EXERCISE PROMPT> Copy the records below without altering a single word.

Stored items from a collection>

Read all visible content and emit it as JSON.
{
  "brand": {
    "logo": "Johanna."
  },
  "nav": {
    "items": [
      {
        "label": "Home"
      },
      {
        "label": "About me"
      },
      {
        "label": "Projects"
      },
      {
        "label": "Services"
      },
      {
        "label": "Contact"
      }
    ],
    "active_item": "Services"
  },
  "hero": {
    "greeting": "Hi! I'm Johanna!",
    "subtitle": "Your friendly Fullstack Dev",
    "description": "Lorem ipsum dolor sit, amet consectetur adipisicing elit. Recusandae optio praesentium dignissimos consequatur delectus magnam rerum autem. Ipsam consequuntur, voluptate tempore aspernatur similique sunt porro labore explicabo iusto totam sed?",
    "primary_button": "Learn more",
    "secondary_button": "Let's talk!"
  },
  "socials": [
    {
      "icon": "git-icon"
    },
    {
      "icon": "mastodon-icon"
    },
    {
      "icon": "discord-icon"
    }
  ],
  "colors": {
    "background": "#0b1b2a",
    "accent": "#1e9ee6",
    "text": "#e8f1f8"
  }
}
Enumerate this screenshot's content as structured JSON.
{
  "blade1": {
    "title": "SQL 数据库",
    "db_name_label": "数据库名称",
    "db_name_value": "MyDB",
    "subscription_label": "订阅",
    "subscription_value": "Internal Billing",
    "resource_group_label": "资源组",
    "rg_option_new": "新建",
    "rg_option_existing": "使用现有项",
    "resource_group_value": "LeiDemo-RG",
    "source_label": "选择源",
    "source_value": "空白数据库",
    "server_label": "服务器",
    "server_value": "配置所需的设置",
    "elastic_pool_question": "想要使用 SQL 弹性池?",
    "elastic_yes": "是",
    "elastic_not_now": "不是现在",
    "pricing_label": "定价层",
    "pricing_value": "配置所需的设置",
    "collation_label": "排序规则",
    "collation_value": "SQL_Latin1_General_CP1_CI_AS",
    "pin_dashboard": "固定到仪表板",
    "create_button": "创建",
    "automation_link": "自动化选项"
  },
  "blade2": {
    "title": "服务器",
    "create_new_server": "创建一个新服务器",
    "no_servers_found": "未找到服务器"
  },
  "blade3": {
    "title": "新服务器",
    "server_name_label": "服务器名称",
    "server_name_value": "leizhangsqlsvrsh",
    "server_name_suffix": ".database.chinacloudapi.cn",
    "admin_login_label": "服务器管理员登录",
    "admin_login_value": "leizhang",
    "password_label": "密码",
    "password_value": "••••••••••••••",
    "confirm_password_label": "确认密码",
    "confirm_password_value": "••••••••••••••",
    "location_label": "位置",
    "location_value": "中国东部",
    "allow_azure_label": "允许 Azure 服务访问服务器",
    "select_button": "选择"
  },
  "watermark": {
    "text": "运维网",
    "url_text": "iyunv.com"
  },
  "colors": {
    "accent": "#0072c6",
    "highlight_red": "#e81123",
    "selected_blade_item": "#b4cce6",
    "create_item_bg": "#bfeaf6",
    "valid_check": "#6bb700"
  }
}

ANSWER TO THE PROBLEM>
Read all visible content and emit it as JSON.
{
  "brand": {
    "logo": "Johanna."
  },
  "nav": {
    "items": [
      {
        "label": "Home"
      },
      {
        "label": "About me"
      },
      {
        "label": "Projects"
      },
      {
        "label": "Services"
      },
      {
        "label": "Contact"
      }
    ],
    "active_item": "Services"
  },
  "hero": {
    "greeting": "Hi! I'm Johanna!",
    "subtitle": "Your friendly Fullstack Dev",
    "description": "Lorem ipsum dolor sit, amet consectetur adipisicing elit. Recusandae optio praesentium dignissimos consequatur delectus magnam rerum autem. Ipsam consequuntur, voluptate tempore aspernatur similique sunt porro labore explicabo iusto totam sed?",
    "primary_button": "Learn more",
    "secondary_button": "Let's talk!"
  },
  "socials": [
    {
      "icon": "git-icon"
    },
    {
      "icon": "mastodon-icon"
    },
    {
      "icon": "discord-icon"
    }
  ],
  "colors": {
    "background": "#0b1b2a",
    "accent": "#1e9ee6",
    "text": "#e8f1f8"
  }
}
Enumerate this screenshot's content as structured JSON.
{
  "blade1": {
    "title": "SQL 数据库",
    "db_name_label": "数据库名称",
    "db_name_value": "MyDB",
    "subscription_label": "订阅",
    "subscription_value": "Internal Billing",
    "resource_group_label": "资源组",
    "rg_option_new": "新建",
    "rg_option_existing": "使用现有项",
    "resource_group_value": "LeiDemo-RG",
    "source_label": "选择源",
    "source_value": "空白数据库",
    "server_label": "服务器",
    "server_value": "配置所需的设置",
    "elastic_pool_question": "想要使用 SQL 弹性池?",
    "elastic_yes": "是",
    "elastic_not_now": "不是现在",
    "pricing_label": "定价层",
    "pricing_value": "配置所需的设置",
    "collation_label": "排序规则",
    "collation_value": "SQL_Latin1_General_CP1_CI_AS",
    "pin_dashboard": "固定到仪表板",
    "create_button": "创建",
    "automation_link": "自动化选项"
  },
  "blade2": {
    "title": "服务器",
    "create_new_server": "创建一个新服务器",
    "no_servers_found": "未找到服务器"
  },
  "blade3": {
    "title": "新服务器",
    "server_name_label": "服务器名称",
    "server_name_value": "leizhangsqlsvrsh",
    "server_name_suffix": ".database.chinacloudapi.cn",
    "admin_login_label": "服务器管理员登录",
    "admin_login_value": "leizhang",
    "password_label": "密码",
    "password_value": "••••••••••••••",
    "confirm_password_label": "确认密码",
    "confirm_password_value": "••••••••••••••",
    "location_label": "位置",
    "location_value": "中国东部",
    "allow_azure_label": "允许 Azure 服务访问服务器",
    "select_button": "选择"
  },
  "watermark": {
    "text": "运维网",
    "url_text": "iyunv.com"
  },
  "colors": {
    "accent": "#0072c6",
    "highlight_red": "#e81123",
    "selected_blade_item": "#b4cce6",
    "create_item_bg": "#bfeaf6",
    "valid_check": "#6bb700"
  }
}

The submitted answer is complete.